What the task requires:
Scan the records for the word "true". Report each line where it occurs.

• • • • • • •

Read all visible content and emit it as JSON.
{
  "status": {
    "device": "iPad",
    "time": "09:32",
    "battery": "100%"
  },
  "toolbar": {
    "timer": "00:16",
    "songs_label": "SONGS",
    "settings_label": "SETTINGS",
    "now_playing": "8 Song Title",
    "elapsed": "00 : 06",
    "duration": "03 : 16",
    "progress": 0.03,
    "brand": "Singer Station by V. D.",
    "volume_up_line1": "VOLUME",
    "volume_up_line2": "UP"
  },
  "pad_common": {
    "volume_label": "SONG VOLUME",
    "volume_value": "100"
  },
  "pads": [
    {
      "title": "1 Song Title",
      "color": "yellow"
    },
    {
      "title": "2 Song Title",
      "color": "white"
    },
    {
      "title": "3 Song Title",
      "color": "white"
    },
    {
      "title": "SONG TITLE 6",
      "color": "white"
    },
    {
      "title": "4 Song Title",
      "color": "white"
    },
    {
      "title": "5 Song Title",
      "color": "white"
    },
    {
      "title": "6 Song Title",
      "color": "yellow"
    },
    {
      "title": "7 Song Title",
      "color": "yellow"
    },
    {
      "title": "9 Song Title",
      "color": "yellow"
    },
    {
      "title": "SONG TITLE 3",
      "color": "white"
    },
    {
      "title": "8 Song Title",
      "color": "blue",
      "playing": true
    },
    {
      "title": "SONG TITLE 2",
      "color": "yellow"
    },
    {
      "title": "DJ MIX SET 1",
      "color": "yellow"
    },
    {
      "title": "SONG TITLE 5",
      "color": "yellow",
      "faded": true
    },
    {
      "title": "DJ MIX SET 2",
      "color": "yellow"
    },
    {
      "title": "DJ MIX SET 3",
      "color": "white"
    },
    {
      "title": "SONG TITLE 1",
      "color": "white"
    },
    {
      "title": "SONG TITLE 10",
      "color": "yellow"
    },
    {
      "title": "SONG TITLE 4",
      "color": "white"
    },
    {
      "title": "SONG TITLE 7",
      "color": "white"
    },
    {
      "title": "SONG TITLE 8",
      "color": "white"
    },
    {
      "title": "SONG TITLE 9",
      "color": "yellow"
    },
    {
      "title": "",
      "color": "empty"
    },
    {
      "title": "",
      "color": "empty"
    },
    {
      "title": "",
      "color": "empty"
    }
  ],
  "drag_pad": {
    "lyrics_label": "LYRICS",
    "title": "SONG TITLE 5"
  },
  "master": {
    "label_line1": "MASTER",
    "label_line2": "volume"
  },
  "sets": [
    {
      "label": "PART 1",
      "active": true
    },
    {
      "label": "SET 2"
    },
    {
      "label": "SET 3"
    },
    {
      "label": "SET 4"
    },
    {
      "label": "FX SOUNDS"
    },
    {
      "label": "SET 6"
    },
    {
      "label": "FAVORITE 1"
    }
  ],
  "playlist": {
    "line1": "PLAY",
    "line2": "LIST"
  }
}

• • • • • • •

Response for this exercise:
      "playing": true
      "faded": true
      "active": true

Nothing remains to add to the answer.